Since the attack in June of 2012 by Maimai rebels which destroyed most of the buildings and ICCN infrastructure, OCP has been raising funds to rebuild the ICCN infrastructure in a more durable and functional manner. It took well over two years to secure the area around Epulu and for the last six years OCP staff and local construction workers including several women have built over ten structures that improve the professional look, security and functionality of Reserve Headquarters. In addition, the Zunguluka Guard Post was totally rebuilt with new housing for rangers and their families, an office and a new water source.
This quarter marks the completion of the ICCN Assistant Warden’s Residence at the Epulu Station. Construction began on the building late last year, which was made possible by a grant from the US Fish and Wildlife Service, and despite the current COVID-19 crisis affecting the globe, OCP staff pushed through to complete this critical piece of infrastructure while following the recommended guidelines World Health Organization on preventing the spread of COVID-19. The Assistant Warden is responsible for all ranger operations across the Okapi Wildlife Reserve, and the new residence provides a more centralized authority, faster emergency response time, and better connections with local leaders to ensure ICCN patrols continue to monitor the Reserve effectively.

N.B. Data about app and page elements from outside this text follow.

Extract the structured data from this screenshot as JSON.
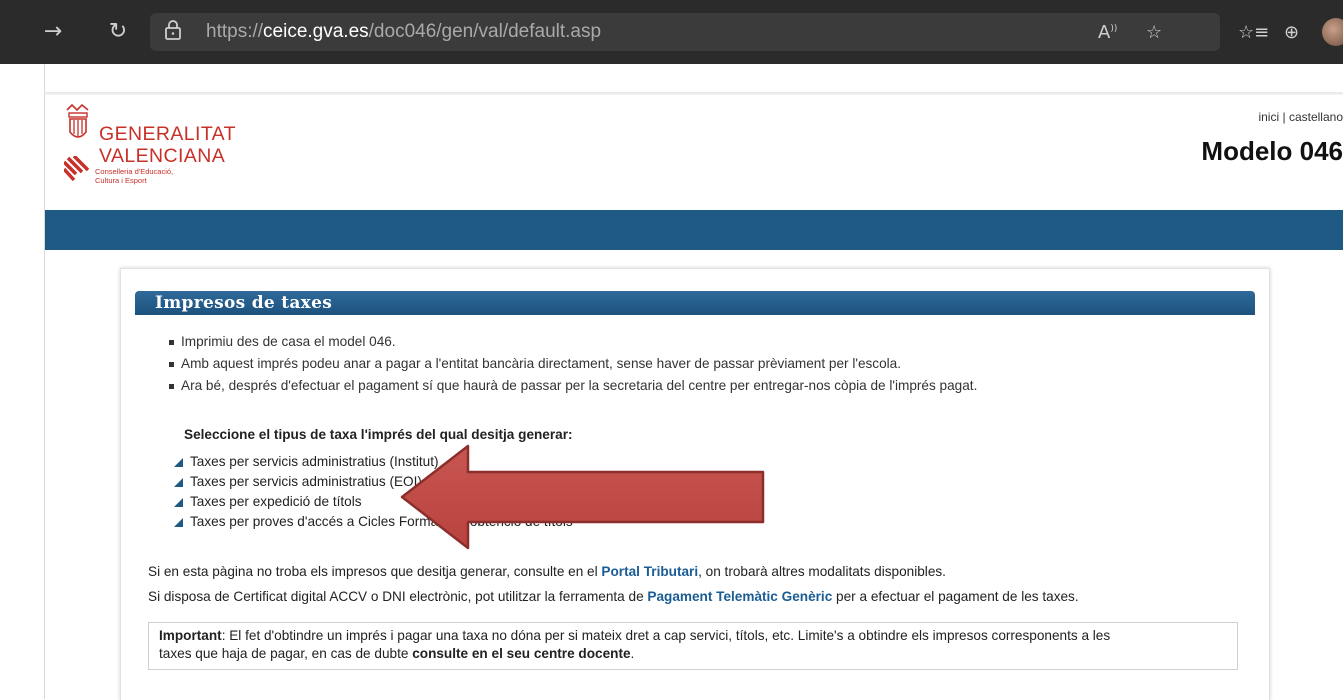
{
  "browser": {
    "url_prefix": "https://",
    "url_host": "ceice.gva.es",
    "url_path": "/doc046/gen/val/default.asp",
    "reader_label": "A",
    "icons": [
      "forward-icon",
      "refresh-icon",
      "lock-icon",
      "read-aloud-icon",
      "favorites-add-icon",
      "favorites-icon",
      "collections-icon",
      "avatar"
    ]
  },
  "header": {
    "logo_line1": "GENERALITAT",
    "logo_line2": "VALENCIANA",
    "logo_sub1": "Conselleria d'Educació,",
    "logo_sub2": "Cultura i Esport",
    "link_home": "inici",
    "link_sep": "|",
    "link_lang": "castellano",
    "title": "Modelo 046"
  },
  "section": {
    "heading": "Impresos de taxes",
    "bullets": [
      "Imprimiu des de casa el model 046.",
      "Amb aquest imprés podeu anar a pagar a l'entitat bancària directament, sense haver de passar prèviament per l'escola.",
      "Ara bé, després d'efectuar el pagament sí que haurà de passar per la secretaria del centre per entregar-nos còpia de l'imprés pagat."
    ],
    "select_prompt": "Seleccione el tipus de taxa l'imprés del qual desitja generar:",
    "options": [
      "Taxes per servicis administratius (Institut)",
      "Taxes per servicis administratius (EOI)",
      "Taxes per expedició de títols",
      "Taxes per proves d'accés a Cicles Formatius i obtenció de títols"
    ],
    "para1_pre": "Si en esta pàgina no troba els impresos que desitja generar, consulte en el ",
    "para1_link": "Portal Tributari",
    "para1_post": ", on trobarà altres modalitats disponibles.",
    "para2_pre": "Si disposa de Certificat digital ACCV o DNI electrònic, pot utilitzar la ferramenta de ",
    "para2_link": "Pagament Telemàtic Genèric",
    "para2_post": " per a efectuar el pagament de les taxes.",
    "important_label": "Important",
    "important_text1": ": El fet d'obtindre un imprés i pagar una taxa no dóna per si mateix dret a cap servici, títols, etc. Limite's a obtindre els impresos corresponents a les",
    "important_text2": "taxes que haja de pagar, en cas de dubte ",
    "important_bold": "consulte en el seu centre docente",
    "important_end": "."
  },
  "colors": {
    "band": "#1e5a84",
    "logo_red": "#c8302a",
    "arrow_fill": "#c0504d",
    "link": "#1a5c94"
  }
}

Due to the attack in 2012 that destroyed the assistant warden’s original residence, the building site was moved across the main road from the headquarters to a more secure location. Having the residence near the Epulu station gives the assistant warden direct contact to the warden, ICCN rangers, and the OCP administrative team. Not only does this connection provide a more efficient working environment, but a more secure network of defense, too.

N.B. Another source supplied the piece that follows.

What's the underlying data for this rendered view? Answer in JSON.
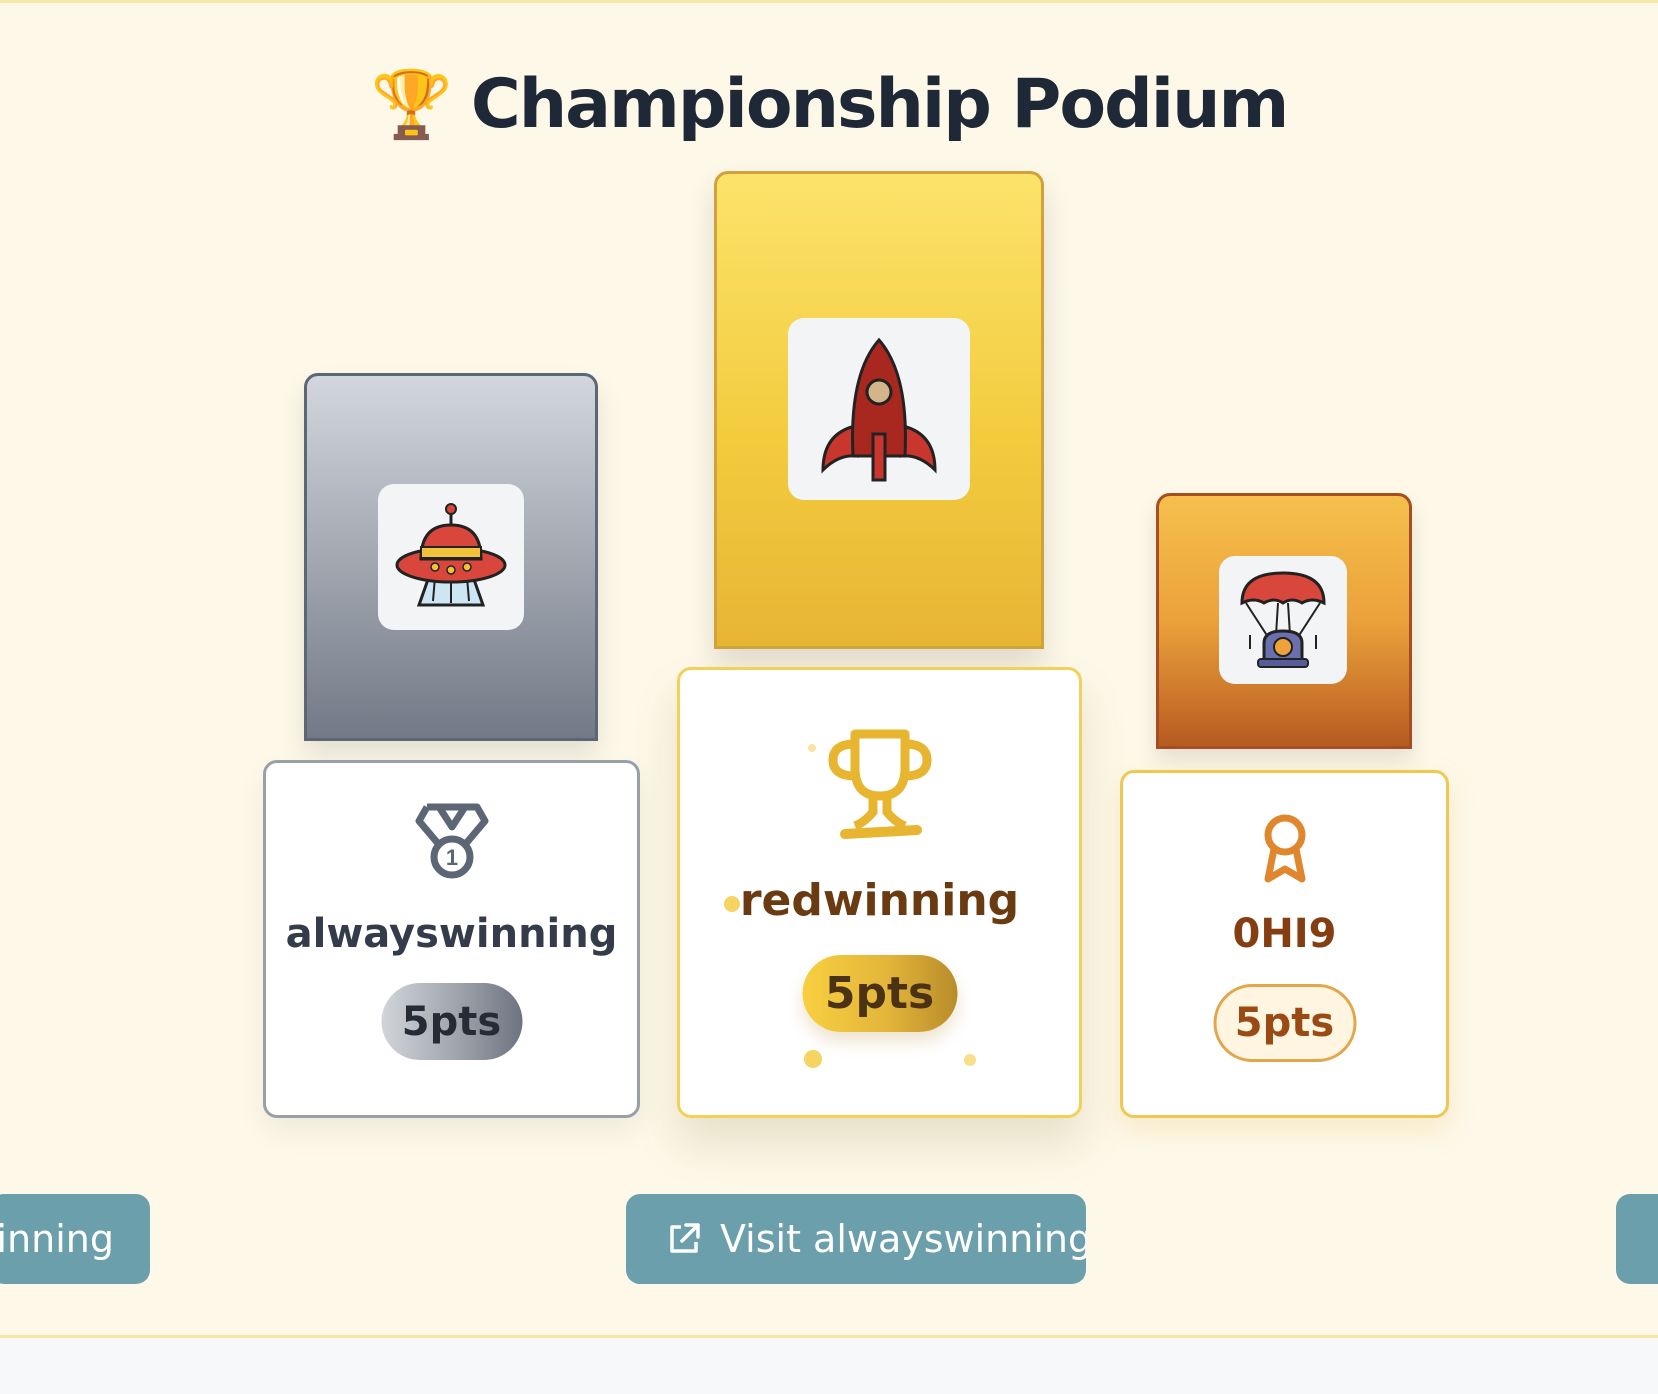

The completion of this building serves as a statement of our perseverance through difficult times and our commitment to the communities and wildlife of the Okapi Wildlife Reserve.
A practical achievement, and also symbolic, this building was the last building to be rebuilt after it was destroyed in the attack in 2012. The new Epulu Station stands as a testament to the members of the station’s resolve and passion for the project. Particularly during this uncertain time of COVID-19, the completion of this building serves as a statement of our perseverance through difficult times and our commitment to the communities and wildlife of the Okapi Wildlife Reserve.
To improve the capabilities of the other activities based at the Station, over the past six years, a new tourist center was constructed, the guest facilities modernized, a hospital wing added to the Okapi Clinic and the okapi enclosures rehabilitated. New offices for OCP educators were built in Mambasa and Epulu and two tree nurseries were built on the western boundary of the Reserve. We continue to invest in the communities with the next structure a building for the Women’s Group of Epulu to work in that will also house and power the Epulu Radio Station. Our goal is to provide each of the Women’s Groups (three more to go) with their own building to work together to generate income to support their families.
As we move past the COVID-19 pandemic we will continue to prepare proposals to add functional buildings to the ICCN headquarters and to communities that support conservation and respect the role of wildlife and forests in preserving their cultural heritage.